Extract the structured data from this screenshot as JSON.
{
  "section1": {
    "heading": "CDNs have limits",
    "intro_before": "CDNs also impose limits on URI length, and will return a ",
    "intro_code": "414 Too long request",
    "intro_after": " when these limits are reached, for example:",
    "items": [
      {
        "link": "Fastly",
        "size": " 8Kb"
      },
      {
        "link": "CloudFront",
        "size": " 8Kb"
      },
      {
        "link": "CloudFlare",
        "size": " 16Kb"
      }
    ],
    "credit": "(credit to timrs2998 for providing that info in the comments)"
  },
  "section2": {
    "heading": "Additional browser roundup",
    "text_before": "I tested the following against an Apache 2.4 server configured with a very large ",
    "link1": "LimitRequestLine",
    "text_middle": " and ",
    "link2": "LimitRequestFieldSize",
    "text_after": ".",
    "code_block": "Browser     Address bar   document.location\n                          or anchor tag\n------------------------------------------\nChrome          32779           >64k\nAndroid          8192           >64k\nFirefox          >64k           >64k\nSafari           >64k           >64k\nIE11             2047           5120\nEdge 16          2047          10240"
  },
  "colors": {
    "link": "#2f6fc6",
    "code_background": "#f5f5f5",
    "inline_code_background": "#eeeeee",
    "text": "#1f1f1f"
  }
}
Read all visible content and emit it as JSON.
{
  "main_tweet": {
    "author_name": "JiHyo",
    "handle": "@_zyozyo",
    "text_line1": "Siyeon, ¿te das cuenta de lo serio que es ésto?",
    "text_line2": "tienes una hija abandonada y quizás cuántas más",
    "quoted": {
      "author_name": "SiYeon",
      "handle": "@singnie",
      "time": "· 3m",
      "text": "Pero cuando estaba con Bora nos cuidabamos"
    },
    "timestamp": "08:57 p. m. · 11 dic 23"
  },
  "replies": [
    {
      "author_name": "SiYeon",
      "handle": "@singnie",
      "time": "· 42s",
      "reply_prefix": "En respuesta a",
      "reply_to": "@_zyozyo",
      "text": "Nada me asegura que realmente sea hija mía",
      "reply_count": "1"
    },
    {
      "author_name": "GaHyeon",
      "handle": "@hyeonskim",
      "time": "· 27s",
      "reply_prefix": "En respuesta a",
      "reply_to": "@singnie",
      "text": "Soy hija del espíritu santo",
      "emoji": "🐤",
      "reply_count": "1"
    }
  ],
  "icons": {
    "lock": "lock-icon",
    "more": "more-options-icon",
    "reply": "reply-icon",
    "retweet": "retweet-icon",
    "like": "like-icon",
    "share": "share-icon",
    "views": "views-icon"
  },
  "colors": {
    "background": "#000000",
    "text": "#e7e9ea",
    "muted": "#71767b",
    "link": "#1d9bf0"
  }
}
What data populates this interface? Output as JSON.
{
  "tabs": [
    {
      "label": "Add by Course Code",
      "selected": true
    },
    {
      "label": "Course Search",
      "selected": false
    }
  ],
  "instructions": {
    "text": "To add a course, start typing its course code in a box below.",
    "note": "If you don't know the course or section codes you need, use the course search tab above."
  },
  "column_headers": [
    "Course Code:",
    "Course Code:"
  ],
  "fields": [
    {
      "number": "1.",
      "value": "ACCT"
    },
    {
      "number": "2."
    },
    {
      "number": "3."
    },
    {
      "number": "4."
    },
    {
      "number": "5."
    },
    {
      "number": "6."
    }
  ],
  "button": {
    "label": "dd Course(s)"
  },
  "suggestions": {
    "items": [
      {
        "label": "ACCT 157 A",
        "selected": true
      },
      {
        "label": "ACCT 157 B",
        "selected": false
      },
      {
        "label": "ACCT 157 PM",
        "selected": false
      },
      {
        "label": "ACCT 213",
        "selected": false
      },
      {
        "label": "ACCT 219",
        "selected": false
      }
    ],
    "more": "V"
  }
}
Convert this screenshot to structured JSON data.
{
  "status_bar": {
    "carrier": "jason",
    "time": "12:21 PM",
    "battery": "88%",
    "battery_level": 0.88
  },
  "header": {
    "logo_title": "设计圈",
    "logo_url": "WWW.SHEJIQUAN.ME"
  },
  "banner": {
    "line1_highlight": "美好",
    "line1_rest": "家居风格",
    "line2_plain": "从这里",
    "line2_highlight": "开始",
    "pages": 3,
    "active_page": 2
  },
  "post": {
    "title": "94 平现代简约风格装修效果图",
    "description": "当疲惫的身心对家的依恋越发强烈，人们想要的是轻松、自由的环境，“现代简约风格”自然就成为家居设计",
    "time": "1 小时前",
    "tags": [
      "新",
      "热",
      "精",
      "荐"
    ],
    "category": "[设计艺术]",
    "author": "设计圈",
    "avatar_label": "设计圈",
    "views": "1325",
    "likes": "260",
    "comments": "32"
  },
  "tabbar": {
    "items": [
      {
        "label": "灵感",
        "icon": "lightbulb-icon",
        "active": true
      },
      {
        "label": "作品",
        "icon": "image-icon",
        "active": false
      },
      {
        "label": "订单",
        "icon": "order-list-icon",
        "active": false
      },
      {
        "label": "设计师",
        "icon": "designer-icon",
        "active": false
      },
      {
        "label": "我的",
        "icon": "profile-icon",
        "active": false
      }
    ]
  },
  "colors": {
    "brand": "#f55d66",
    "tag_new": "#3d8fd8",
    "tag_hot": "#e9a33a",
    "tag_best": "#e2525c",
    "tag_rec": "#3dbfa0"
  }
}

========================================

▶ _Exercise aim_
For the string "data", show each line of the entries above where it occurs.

▶ _Answer section_
Extract the structured data from this screenshot as JSON.
What data populates this interface? Output as JSON.
Convert this screenshot to structured JSON data.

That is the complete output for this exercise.